Tuesday, December 21, 2010

Celebrating Christmas—The Gift of Gold

The symbolism in the Wise Men’s gift of gold is obvious. 
Since the beginning of time, gold has been the most sought after of precious metals. 
It is the metal of kings and is also a symbol of the celestial kingdom 
with silver being a symbol of the terrestrial kingdom
and brass of the telestial kingdom. 
Therefore, it was only natural that the Wise Men bring to the King of Kings a gift of gold.

But there are other things about gold that make this gift especially fitting for our Savior. 
The chemical symbol for gold is Au derived from the Latin word aurum 
which is related to words that refer to dawn in several languages
(such as the Latin word aurora). 

Gold is dense, soft, shiny and the most malleable and ductile pure metal known. 
In addition, gold maintains its color without oxidizing in air or water 
which means it is non corrodible. 
Chemically gold is known as a transition metal and of all the metals, 
pure gold is the least reactive and is able to resist most acids. 
Gold is an excellent conductor of electricity 
and has also provided the basis for monetary standards
for many countries throughout history.

How fitting, then, that the Savior of the world the “dawn” of salvation for mankind,
the One who would perform the Atonement 
which would make possible our “transition” from the carnal, sensual and devilish life 
to the spiritual and righteous life, 
the only One to ever live a life “non corroded” by sin,
the “conductor” of the Light of Life,
the One who set the “standard” of righteousness, 
would be given gold as a gift at His birth.
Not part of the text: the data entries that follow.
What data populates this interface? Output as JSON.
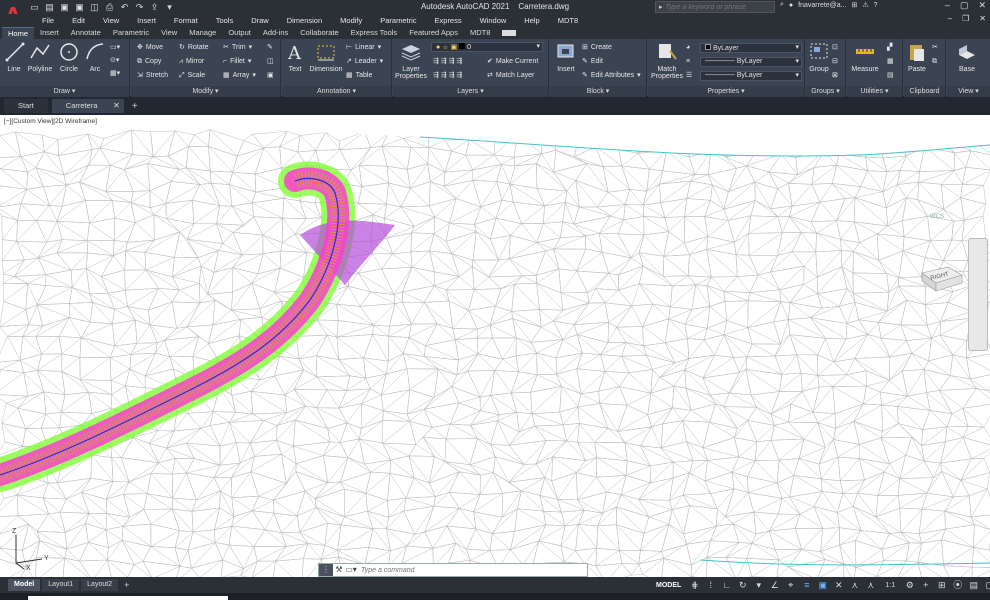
{
  "titlebar": {
    "app_name": "Autodesk AutoCAD 2021",
    "file_name": "Carretera.dwg",
    "search_placeholder": "Type a keyword or phrase",
    "user": "fnavarrete@a..."
  },
  "menu": [
    "File",
    "Edit",
    "View",
    "Insert",
    "Format",
    "Tools",
    "Draw",
    "Dimension",
    "Modify",
    "Parametric",
    "Express",
    "Window",
    "Help",
    "MDT8"
  ],
  "ribbon_tabs": [
    "Home",
    "Insert",
    "Annotate",
    "Parametric",
    "View",
    "Manage",
    "Output",
    "Add-ins",
    "Collaborate",
    "Express Tools",
    "Featured Apps",
    "MDT8"
  ],
  "ribbon": {
    "draw": {
      "title": "Draw",
      "line": "Line",
      "polyline": "Polyline",
      "circle": "Circle",
      "arc": "Arc"
    },
    "modify": {
      "title": "Modify",
      "move": "Move",
      "rotate": "Rotate",
      "trim": "Trim",
      "copy": "Copy",
      "mirror": "Mirror",
      "fillet": "Fillet",
      "stretch": "Stretch",
      "scale": "Scale",
      "array": "Array"
    },
    "annotation": {
      "title": "Annotation",
      "text": "Text",
      "dimension": "Dimension",
      "linear": "Linear",
      "leader": "Leader",
      "table": "Table"
    },
    "layers": {
      "title": "Layers",
      "layer_properties": "Layer Properties",
      "current_layer": "0",
      "make_current": "Make Current",
      "match_layer": "Match Layer"
    },
    "block": {
      "title": "Block",
      "insert": "Insert",
      "create": "Create",
      "edit": "Edit",
      "edit_attributes": "Edit Attributes"
    },
    "properties": {
      "title": "Properties",
      "match_properties": "Match Properties",
      "color": "ByLayer",
      "linetype": "ByLayer",
      "lineweight": "ByLayer"
    },
    "groups": {
      "title": "Groups",
      "group": "Group"
    },
    "utilities": {
      "title": "Utilities",
      "measure": "Measure"
    },
    "clipboard": {
      "title": "Clipboard",
      "paste": "Paste"
    },
    "view": {
      "title": "View",
      "base": "Base"
    }
  },
  "doc_tabs": {
    "start": "Start",
    "active": "Carretera"
  },
  "viewport_label": "[−][Custom View][2D Wireframe]",
  "viewcube": {
    "face": "RIGHT",
    "wcs": "WCS"
  },
  "ucs": {
    "z": "Z",
    "y": "Y",
    "x": "X"
  },
  "command_line": {
    "placeholder": "Type a command"
  },
  "layout_tabs": [
    "Model",
    "Layout1",
    "Layout2"
  ],
  "status": {
    "space": "MODEL",
    "scale": "1:1"
  },
  "colors": {
    "accent": "#e1353d",
    "ribbon_bg": "#3b4453",
    "road_fill": "#ff3cd2",
    "cut_fill": "#7aff2a"
  }
}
1 comment:

Wendi said...

My husband is writing an investing book about gold for McGraw Hill right now. So, this one really stood out to me. Thanks for sharing the symbolism of the three gifts that the wise men brought. Merry Christmas! :)